*** TASK MATERIAL ***

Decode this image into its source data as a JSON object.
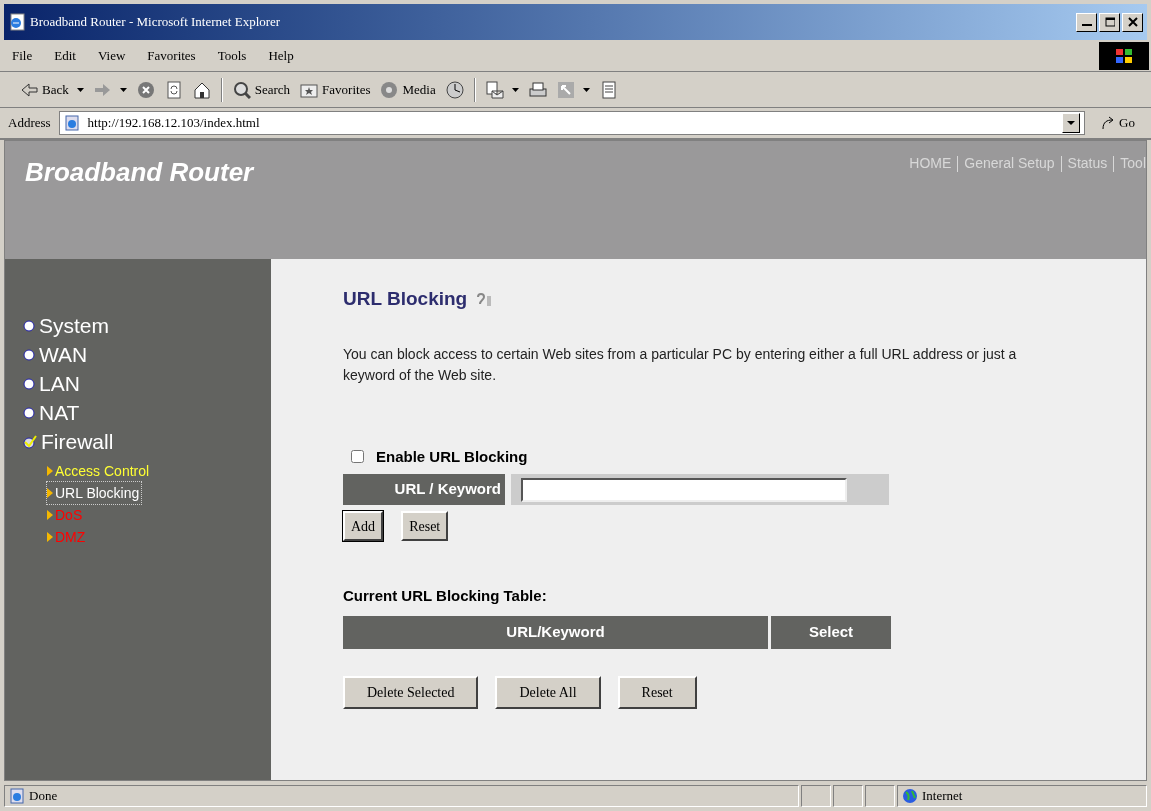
{
  "window": {
    "title": "Broadband Router - Microsoft Internet Explorer"
  },
  "menu": [
    "File",
    "Edit",
    "View",
    "Favorites",
    "Tools",
    "Help"
  ],
  "toolbar": [
    {
      "kind": "back",
      "label": "Back"
    },
    {
      "kind": "forward"
    },
    {
      "kind": "stop"
    },
    {
      "kind": "refresh"
    },
    {
      "kind": "home"
    },
    {
      "kind": "search",
      "label": "Search"
    },
    {
      "kind": "favorites",
      "label": "Favorites"
    },
    {
      "kind": "media",
      "label": "Media"
    },
    {
      "kind": "history"
    },
    {
      "kind": "mail"
    },
    {
      "kind": "print"
    },
    {
      "kind": "edit"
    },
    {
      "kind": "discuss"
    }
  ],
  "address": {
    "label": "Address",
    "value": "http://192.168.12.103/index.html",
    "go": "Go"
  },
  "header": {
    "brand": "Broadband Router",
    "nav": [
      "HOME",
      "General Setup",
      "Status",
      "Tool"
    ]
  },
  "sidebar": {
    "items": [
      {
        "label": "System",
        "expanded": false
      },
      {
        "label": "WAN",
        "expanded": false
      },
      {
        "label": "LAN",
        "expanded": false
      },
      {
        "label": "NAT",
        "expanded": false
      },
      {
        "label": "Firewall",
        "expanded": true,
        "children": [
          {
            "label": "Access Control",
            "color": "#ffff33",
            "selected": false
          },
          {
            "label": "URL Blocking",
            "color": "#ffffff",
            "selected": true
          },
          {
            "label": "DoS",
            "color": "#ff0000",
            "selected": false
          },
          {
            "label": "DMZ",
            "color": "#ff0000",
            "selected": false
          }
        ]
      }
    ]
  },
  "content": {
    "title": "URL Blocking",
    "description": "You can block access to certain Web sites from a particular PC by entering either a full URL address or just a keyword of the Web site.",
    "enable": {
      "label": "Enable URL Blocking",
      "checked": false
    },
    "field": {
      "label": "URL / Keyword"
    },
    "form_buttons": [
      "Add",
      "Reset"
    ],
    "table_title": "Current URL Blocking Table:",
    "table": {
      "columns": [
        "URL/Keyword",
        "Select"
      ]
    },
    "table_buttons": [
      "Delete Selected",
      "Delete All",
      "Reset"
    ]
  },
  "status_bar": {
    "text": "Done",
    "zone": "Internet"
  }
}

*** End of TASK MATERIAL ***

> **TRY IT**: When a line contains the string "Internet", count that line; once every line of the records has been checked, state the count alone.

> **EXERCISE RESULT**: 2